• _Material shown_:
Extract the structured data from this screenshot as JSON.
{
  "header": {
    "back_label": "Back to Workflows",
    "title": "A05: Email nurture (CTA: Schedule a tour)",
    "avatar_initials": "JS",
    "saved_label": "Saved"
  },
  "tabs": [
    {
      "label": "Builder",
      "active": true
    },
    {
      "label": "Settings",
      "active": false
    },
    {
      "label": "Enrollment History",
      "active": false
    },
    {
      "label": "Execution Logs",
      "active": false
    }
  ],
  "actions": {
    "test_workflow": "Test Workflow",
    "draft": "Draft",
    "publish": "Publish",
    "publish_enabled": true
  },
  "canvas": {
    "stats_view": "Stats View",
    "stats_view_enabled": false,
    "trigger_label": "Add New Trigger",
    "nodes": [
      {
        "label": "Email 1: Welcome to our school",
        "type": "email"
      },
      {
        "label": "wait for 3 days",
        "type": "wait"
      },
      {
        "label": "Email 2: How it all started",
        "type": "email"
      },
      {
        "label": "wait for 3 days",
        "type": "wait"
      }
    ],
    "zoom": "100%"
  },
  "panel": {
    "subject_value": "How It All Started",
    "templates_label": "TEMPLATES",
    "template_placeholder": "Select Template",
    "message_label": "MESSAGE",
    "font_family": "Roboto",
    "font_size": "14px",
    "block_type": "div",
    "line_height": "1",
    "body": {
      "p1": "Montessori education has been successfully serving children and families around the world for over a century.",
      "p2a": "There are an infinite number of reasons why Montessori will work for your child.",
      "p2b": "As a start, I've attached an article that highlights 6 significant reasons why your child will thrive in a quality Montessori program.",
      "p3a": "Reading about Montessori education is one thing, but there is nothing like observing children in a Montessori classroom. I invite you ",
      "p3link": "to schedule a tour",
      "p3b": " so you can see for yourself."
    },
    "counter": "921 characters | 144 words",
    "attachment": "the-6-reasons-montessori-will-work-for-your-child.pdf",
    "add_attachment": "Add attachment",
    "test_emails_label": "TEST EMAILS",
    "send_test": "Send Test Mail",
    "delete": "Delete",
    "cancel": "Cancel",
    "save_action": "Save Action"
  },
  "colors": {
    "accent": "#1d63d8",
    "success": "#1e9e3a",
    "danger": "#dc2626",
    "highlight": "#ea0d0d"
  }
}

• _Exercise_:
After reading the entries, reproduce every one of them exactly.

• _Reply_:
Extract the structured data from this screenshot as JSON.
{
  "header": {
    "back_label": "Back to Workflows",
    "title": "A05: Email nurture (CTA: Schedule a tour)",
    "avatar_initials": "JS",
    "saved_label": "Saved"
  },
  "tabs": [
    {
      "label": "Builder",
      "active": true
    },
    {
      "label": "Settings",
      "active": false
    },
    {
      "label": "Enrollment History",
      "active": false
    },
    {
      "label": "Execution Logs",
      "active": false
    }
  ],
  "actions": {
    "test_workflow": "Test Workflow",
    "draft": "Draft",
    "publish": "Publish",
    "publish_enabled": true
  },
  "canvas": {
    "stats_view": "Stats View",
    "stats_view_enabled": false,
    "trigger_label": "Add New Trigger",
    "nodes": [
      {
        "label": "Email 1: Welcome to our school",
        "type": "email"
      },
      {
        "label": "wait for 3 days",
        "type": "wait"
      },
      {
        "label": "Email 2: How it all started",
        "type": "email"
      },
      {
        "label": "wait for 3 days",
        "type": "wait"
      }
    ],
    "zoom": "100%"
  },
  "panel": {
    "subject_value": "How It All Started",
    "templates_label": "TEMPLATES",
    "template_placeholder": "Select Template",
    "message_label": "MESSAGE",
    "font_family": "Roboto",
    "font_size": "14px",
    "block_type": "div",
    "line_height": "1",
    "body": {
      "p1": "Montessori education has been successfully serving children and families around the world for over a century.",
      "p2a": "There are an infinite number of reasons why Montessori will work for your child.",
      "p2b": "As a start, I've attached an article that highlights 6 significant reasons why your child will thrive in a quality Montessori program.",
      "p3a": "Reading about Montessori education is one thing, but there is nothing like observing children in a Montessori classroom. I invite you ",
      "p3link": "to schedule a tour",
      "p3b": " so you can see for yourself."
    },
    "counter": "921 characters | 144 words",
    "attachment": "the-6-reasons-montessori-will-work-for-your-child.pdf",
    "add_attachment": "Add attachment",
    "test_emails_label": "TEST EMAILS",
    "send_test": "Send Test Mail",
    "delete": "Delete",
    "cancel": "Cancel",
    "save_action": "Save Action"
  },
  "colors": {
    "accent": "#1d63d8",
    "success": "#1e9e3a",
    "danger": "#dc2626",
    "highlight": "#ea0d0d"
  }
}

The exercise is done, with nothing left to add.